Comparing subcontractor quotes, evaluating alternate scenarios and adapting to scope changes are vital functions where spreadsheets can’t keep pace with a specialized software solution
Product Manager – B2W Software
Competitive estimating is the starting point for most heavy construction projects, and building winning bids with more speed and accuracy is the first thing most contractors think about when they consider making the switch from spreadsheets to specialized software to manage their estimates. The advantages provided by software, however, extend beyond the original bid.
Evaluating subcontractor and vendor quotes, presenting and reviewing various scenarios, and adapting to changes in scope are all areas where specialized software can help subcontractors and the general contractors that manage them become more agile and effective.
When general contractors choose subs through a competitive bidding process, a module within the estimating software can send RFQs to subcontractors and vendors automatically and then assist in a methodical analysis of the submitted quotes. General contractors can select the lowest bidder or split the work among multiple bidders to get the lowest possible package price. The software also makes it easier to make cost comparisons when they are evaluating the option to self-perform various aspects of a project or sub them out to other contractors.
“The estimating software saves a significant amount of time when it comes to quote comparison,” confirms Shawn Blanchard, a project manager and estimator at Pennsylvania sitework contractor Brubacher Excavating. “You can actually solicit to your vendors or subcontractors for pricing one time, and the software puts it in a parallel system. That allows for you to assess, de-scope and actually do the comparison through the system. I find it to be a very good feature.”
For subcontractors, an original RFQ and estimate may only be a starting point. General contractors frequently want to see several options for how subcontractors could perform and price work, according to Sean Firth, senior estimator and business development manager at Soletanche Bachy - Canada (formerly Bermingham Foundations). That’s a key reason his company, which completes pile foundation, excavation and shoring, marine construction and other specialized foundation work throughout North America, switched from spreadsheets to specialized estimating software.
“What we can do easily now that we couldn’t do with Excel is run different scenarios – run duplicate estimates,” Firth explains. “We can easily run an alternate scenario or five or six alternate scenarios, adding or removing items and seeing our margins and risk live. We now do this in minutes or, for extremely complex bids, just hours, and that is very important to us.”
The experience has been similar for Michelle Kirk, operations coordinator for Toronto based demolition specialist Priestly Demolition. “The software gives us a lot of flexibility as a subcontractor to show a lump sum at the beginning and then break out the various options as we negotiate with the general contractor on how the job could be completed,” says Kirk. “We can look at different options very quickly and test our margins with various markup percentages.”
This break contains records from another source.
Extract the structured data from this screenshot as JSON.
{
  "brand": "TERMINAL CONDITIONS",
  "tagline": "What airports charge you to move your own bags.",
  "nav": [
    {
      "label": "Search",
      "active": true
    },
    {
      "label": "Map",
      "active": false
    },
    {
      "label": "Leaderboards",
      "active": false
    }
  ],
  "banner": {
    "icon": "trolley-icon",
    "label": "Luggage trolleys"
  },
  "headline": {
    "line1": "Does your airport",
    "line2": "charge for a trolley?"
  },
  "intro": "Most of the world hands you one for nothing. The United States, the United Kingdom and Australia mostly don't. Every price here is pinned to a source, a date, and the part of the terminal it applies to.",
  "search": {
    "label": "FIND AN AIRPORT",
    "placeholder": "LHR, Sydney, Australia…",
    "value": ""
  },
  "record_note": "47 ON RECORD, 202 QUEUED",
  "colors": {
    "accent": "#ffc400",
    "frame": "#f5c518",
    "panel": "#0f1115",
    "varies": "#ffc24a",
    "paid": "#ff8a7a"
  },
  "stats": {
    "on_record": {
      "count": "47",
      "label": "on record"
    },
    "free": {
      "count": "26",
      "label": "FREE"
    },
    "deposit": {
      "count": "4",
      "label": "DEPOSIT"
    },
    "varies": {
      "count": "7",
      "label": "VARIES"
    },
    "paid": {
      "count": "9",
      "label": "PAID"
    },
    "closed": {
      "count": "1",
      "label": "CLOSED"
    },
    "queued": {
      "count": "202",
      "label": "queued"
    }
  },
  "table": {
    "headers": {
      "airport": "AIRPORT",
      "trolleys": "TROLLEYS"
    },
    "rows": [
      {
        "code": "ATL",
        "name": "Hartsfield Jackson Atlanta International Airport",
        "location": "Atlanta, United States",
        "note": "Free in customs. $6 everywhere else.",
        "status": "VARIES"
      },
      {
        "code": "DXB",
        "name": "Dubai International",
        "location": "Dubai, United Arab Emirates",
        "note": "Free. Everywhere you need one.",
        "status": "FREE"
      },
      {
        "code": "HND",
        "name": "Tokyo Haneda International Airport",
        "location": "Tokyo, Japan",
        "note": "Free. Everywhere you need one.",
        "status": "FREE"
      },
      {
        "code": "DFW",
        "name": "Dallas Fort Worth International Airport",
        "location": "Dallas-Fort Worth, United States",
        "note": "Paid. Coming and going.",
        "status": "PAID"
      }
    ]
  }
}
Similarly, Kirk and Firth say that adapting original bids to reflect changes in the job scope is also an everyday requirement. Replacing spreadsheets with specialized estimating software has allowed them to do that faster and more efficiently.
Compatibility is another issue. When a general contractor and a subcontractor are using specialized estimating software, the transfer of data is smoother. When they both use the same software, it’s even easier.
Traffic and Lighting Systems, LLC, is essentially an electrical services company, according to president Larry Butler. While many similar companies stick with spreadsheets or choose a niche software for that specialty, his team opted for one of the leading estimating platforms used by heavy highway contractors.
“We serve as a subcontractor for highway and bridge construction companies for about 80 percent of the traffic signalization, lighting and smart transportation projects we complete throughout Oklahoma, Arkansas, Kansas, Missouri and Texas,” Butler explains. “Compatibility with what they use made sense. On the estimating side, it really helps us with the unit price bidding that accounts for the majority of our work.”